WORK TO COMPLETE: Only the number is wanted: how many lines of these entries contain the word "true"?

Web page and app entries
Start of Block

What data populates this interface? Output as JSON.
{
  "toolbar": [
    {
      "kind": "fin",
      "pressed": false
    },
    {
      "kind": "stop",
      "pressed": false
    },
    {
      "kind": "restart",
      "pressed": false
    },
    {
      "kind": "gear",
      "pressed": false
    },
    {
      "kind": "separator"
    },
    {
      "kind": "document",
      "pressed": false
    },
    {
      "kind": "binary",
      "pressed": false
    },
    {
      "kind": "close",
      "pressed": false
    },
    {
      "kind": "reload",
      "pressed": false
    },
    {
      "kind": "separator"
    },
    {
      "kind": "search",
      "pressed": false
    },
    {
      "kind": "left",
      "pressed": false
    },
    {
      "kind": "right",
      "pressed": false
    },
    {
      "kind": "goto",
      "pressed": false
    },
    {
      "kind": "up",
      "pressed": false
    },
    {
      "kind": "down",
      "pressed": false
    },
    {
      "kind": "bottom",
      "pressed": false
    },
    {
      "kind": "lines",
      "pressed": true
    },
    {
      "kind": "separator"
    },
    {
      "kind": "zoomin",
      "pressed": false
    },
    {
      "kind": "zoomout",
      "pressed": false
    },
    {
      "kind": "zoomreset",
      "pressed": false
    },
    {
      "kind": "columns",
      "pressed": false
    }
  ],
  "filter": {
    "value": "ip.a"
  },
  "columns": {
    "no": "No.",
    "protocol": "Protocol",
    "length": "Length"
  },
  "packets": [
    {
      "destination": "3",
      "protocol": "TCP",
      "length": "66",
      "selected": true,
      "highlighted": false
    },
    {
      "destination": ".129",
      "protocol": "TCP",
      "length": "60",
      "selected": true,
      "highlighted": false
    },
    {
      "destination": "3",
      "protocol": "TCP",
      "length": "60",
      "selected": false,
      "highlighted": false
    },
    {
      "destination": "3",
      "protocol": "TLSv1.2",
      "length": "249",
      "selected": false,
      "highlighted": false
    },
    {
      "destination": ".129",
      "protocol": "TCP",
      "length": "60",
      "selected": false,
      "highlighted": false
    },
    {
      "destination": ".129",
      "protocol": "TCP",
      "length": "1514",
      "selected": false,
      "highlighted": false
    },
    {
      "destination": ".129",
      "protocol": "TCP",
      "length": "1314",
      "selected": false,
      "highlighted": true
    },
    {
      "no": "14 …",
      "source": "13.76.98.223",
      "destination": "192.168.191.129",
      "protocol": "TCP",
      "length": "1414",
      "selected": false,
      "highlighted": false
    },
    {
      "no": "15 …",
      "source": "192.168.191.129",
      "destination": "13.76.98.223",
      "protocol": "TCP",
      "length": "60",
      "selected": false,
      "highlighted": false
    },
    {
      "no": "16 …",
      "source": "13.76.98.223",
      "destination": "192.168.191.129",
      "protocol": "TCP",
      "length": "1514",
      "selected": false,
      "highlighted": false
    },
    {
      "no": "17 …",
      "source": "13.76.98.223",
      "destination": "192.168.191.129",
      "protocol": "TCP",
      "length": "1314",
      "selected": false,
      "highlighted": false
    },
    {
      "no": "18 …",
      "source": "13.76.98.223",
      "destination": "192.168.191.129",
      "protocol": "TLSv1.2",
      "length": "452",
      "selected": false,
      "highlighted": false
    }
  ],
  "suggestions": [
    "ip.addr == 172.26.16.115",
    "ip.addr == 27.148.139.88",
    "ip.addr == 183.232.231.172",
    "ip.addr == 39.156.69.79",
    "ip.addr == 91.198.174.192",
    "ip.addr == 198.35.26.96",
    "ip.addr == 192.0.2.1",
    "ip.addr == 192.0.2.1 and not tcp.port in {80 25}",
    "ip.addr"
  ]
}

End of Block

TASK RESULT: 4